As far as I am aware, this page contains every rule of internal consonant sandhi. Pre-Classical works don't always conform to these rules.

General Rules

Internal and external consonant sandhi

The internal consonant sandhi rules and external consonant sandhi rules have many rules in common. The best way to think about the rules on this page is as "exceptions" to the normal external consonant sandhi rules. So, when you apply consonant sandhi, you should first check for the exceptions mentioned on this page; and if there aren't any that apply, you should use the external consonant sandhi rules.

No sandhi near certain letters

When the second letter letter is a vowel, a nasal, or a semivowel, no sandhi change of any kind will occur, with only a few exceptions.

Here are some examples of the general rule:

Assume that all rules follow this principle. Those that do not will be clearly labeled.

Aspirated Letters

These rules apply to the first letter.

General Rule

Aspirated letters become unaspirated.

Exceptions for -h

h is treated like gh when either of these things is true:

In other roots, h does all three of these peculiar things:

Four exceptions are snih, muh, nah and dṛh.

Moving the aspirate backward

A piece's first letter will become aspirated if all of these things are true:

The fourth requirement is for internal sandhi only.
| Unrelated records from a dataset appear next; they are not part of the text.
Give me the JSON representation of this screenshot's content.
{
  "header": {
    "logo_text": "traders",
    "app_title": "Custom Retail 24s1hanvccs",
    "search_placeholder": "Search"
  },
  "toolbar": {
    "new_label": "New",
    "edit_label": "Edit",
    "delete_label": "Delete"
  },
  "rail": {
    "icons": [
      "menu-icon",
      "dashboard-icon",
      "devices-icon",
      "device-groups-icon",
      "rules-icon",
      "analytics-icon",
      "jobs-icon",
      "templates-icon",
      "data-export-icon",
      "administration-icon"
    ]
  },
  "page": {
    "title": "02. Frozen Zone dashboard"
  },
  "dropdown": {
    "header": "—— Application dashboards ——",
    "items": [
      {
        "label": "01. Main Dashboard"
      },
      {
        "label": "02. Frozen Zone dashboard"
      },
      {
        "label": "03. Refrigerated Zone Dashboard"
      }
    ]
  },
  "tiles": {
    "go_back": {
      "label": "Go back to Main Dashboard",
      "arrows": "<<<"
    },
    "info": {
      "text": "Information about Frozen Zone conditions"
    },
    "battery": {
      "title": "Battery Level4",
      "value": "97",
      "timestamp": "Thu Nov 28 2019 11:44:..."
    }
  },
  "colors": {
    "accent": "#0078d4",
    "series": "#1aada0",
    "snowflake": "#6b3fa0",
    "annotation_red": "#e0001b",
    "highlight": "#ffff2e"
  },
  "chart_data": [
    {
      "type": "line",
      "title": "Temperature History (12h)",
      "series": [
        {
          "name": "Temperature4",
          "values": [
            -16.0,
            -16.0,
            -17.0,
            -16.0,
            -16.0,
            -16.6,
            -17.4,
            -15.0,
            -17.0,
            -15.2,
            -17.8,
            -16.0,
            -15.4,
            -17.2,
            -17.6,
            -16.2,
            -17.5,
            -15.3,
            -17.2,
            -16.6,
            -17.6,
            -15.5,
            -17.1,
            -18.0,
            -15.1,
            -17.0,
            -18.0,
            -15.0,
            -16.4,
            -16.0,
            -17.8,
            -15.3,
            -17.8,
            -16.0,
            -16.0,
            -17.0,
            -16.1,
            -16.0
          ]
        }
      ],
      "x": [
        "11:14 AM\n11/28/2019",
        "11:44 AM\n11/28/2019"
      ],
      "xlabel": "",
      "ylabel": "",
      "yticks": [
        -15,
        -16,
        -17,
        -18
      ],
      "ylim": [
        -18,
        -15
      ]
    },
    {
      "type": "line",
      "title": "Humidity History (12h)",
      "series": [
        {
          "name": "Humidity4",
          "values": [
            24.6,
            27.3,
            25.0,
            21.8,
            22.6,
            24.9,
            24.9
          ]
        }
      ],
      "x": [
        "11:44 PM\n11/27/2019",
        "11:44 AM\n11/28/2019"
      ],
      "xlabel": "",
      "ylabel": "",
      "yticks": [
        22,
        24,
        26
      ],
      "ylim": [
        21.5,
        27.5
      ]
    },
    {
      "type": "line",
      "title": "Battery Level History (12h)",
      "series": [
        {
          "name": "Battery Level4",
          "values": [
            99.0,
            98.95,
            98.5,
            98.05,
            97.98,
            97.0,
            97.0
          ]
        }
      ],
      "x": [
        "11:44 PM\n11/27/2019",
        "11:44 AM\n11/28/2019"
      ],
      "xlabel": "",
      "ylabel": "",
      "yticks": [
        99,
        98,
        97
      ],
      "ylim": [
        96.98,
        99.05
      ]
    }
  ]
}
The other three are the same as in external consonant sandhi.

Moving the aspirate forward

t- and th-, when they are the second letter, become dh-.

One exception to this rule is the root dhā, which becomes dhat in this situation.

Letters from cavarga

Final j

By the external sandhi rules, c always reduces to k. But j is more irregular. It usually becomes k, but it can also become or .

Final ś

A final ś changes in these ways:


prach is treated like praś. In external sandhi and ātmanepada, it becomes praṭ.

Changing n- to ñ-

Final c and j change n- to ñ-.

Retroflex letters

A retroflex letter, if followed by a tavarga letter, shifts it to ṭavarga.

becomes k when followed by s.

Final n and m

Final n becomes the anusvāra if both of these things are true:

Final m becomes n in front of v.

Final s

A final s changes in one of two ways:

s changes to t

The s in vas and ghas becomes t when in front of the s of a verb suffix.

s also becomes t in some parts of the reduplicated perfect.

s disappears

s disappears when in front of d or dh.

Special Rules

These rules will always apply, with only a few extremely rare exceptions. The exceptions can be counted on one hand.

n → ṇ

The idea is this. The four sounds in the first line will leave the tongue in the retroflex position. The tongue stays there for the vowels, kavarga, pavarga, and some other sounds, and it will stay there unless any other sound is spoken. If nothing causes the tongue to move, then the third line comes into play.

s → ṣ

Exceptions are hiṃs and puṃs.


Special Principles

Change Cause Condition 1 Condition 2
n → ṇ Any retroflex sound that is not a stop consonant (ṛ, ṝ, r, ṣ) One of these four letters appears in front of n. The two letters may be separated by any of the following: vowels, letters from kavarga and pavarga, h, y, v, or the anusvāra n is followed by a vowel, m, y, v, or another n.
s → ṣ k, r, and any vowel apart from a and ā (i, ī, u, ū, ṛ, ṝ, e, ai, o, au) One of these ten letters appears in front of s. The two letters may be separated by a visarga or anusvāra s is not followed by r.